Watching and listening to the children while they work in a group gives insight into how the child works, thinks and cooperates. While observing the children, a teacher might notice that one child is leading the activity from the start, while another child may be more reflective about their input and will wait to contribute until they are sure. Sometimes children may play a key role in solving a problem, but allow another child to present the work and it is only through observation of the group that a teacher will know how the group constructed its answer.
Individually questioning and listening to a child, as they work, sheds light on a child’s thought process. This type of intervention can be used to see how a child is solving a problem. The teacher may ask questions about how the child has collected the information, or what tools they may need to solve the problem. The teacher can use this time to actively intervene and support the child, or extend their learning beyond the activity in hand. The teacher will often ask questions specifically to enable the child to think more deeply and broadly around a subject, or to reflect on what they already know which might help them to tackle the next step.

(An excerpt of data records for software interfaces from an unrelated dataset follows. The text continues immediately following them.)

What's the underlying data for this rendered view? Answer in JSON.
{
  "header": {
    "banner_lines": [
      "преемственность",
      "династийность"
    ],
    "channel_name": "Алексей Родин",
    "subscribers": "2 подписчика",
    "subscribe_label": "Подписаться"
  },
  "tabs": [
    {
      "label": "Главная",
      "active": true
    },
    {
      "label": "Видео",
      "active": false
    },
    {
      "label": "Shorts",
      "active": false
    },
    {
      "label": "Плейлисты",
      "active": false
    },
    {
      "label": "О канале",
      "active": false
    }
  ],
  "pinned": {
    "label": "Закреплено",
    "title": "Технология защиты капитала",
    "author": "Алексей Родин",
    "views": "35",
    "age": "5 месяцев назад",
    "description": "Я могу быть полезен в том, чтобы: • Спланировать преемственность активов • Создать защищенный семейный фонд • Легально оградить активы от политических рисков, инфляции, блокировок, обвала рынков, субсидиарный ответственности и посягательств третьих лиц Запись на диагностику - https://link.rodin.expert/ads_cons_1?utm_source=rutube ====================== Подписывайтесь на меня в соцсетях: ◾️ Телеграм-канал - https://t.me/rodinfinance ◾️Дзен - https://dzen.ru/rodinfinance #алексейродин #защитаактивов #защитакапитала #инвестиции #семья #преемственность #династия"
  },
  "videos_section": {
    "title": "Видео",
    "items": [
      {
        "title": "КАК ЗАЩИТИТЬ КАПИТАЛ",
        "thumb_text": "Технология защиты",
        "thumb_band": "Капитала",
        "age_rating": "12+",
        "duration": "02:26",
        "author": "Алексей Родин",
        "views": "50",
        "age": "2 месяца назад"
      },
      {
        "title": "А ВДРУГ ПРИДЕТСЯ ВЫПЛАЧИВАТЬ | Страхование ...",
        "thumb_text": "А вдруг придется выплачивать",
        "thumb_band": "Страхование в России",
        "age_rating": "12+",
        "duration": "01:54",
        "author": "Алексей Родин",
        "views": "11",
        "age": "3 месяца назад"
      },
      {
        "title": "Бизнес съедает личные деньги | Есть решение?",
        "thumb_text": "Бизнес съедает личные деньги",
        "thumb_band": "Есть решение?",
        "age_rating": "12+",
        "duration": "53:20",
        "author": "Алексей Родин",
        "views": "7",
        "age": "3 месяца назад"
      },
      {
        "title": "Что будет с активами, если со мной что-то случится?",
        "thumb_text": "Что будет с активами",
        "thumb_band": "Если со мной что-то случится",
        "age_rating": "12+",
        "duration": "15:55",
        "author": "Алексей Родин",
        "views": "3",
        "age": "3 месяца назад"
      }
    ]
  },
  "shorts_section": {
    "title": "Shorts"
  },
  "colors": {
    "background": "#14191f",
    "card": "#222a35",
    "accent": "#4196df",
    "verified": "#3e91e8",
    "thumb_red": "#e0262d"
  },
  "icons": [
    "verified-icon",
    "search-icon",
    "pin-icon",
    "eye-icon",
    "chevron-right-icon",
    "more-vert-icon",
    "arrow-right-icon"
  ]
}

Individual reading sessions would come into this category.
Whole class discussion and games
Prior knowledge of individuals and groups can be assessed with a brainstorming activity, often at the start of a project. Teachers can use this time to make a mental (and sometimes written) record of which children have prior knowledge of a certain topic. Games can also be used to assess abstract problem solving and mental maths skills. A child’s concentration span, ability to share attention and capacity to listen to others is assessed at these moments.
A teacher may ask a child to draw pictures when solving a maths problem, for example. The child will draw out the process as they see it in their mind. This annotation enables the teacher to see how the problem solving process in taking place in the child’s mind. The teacher may complete the annotation when interviewing the child, noting down important additions that the child makes verbally.
Books and journals
The child will have a book in writing, maths and in some cases, reading. These books are a record for the child of their progress since the beginning of the year. The teacher may annotate this book at regular intervals after discussions with the child about the work. The differences between the work at the start and the end of the book are also discussed with the child. Corrections may be made by the teacher in these books.
A child may make a spontaneous, or prepared, presentation to which the class will listen and respond. This is a means of evaluating a child’s ability to organise material and communicate their ideas clearly. Conclusions may be drawn about the depth to which the children have researched the presentation.
We share with the children the objectives which they need to achieve, and listen to those that they wish to achieve. They can give feedback in groups or individually about which objectives they find particularly challenging. The children choose the work which features in their portfolio and discuss with the teacher the importance of the pieces in connection with their learning journey during the year.